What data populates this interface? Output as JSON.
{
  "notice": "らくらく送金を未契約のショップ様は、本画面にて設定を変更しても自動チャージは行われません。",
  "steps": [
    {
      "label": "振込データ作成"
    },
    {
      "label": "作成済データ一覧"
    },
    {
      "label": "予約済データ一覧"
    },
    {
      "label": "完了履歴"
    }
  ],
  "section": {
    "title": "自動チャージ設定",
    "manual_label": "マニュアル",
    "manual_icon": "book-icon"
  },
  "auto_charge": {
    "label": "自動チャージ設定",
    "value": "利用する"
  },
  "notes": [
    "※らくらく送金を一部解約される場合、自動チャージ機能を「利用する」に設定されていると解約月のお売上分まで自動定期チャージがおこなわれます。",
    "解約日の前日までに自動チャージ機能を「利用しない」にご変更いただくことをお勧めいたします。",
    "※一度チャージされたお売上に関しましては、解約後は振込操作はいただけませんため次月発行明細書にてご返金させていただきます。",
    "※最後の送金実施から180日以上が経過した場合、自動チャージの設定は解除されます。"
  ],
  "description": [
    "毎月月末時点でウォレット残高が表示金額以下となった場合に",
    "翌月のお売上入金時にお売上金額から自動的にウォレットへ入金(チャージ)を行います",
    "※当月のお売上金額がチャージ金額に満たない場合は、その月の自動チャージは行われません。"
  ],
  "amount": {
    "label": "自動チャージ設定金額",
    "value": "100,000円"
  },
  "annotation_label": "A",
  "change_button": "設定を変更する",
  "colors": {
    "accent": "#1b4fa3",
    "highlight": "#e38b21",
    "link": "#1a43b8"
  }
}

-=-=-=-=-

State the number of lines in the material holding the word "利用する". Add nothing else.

■ Output of the exercise
2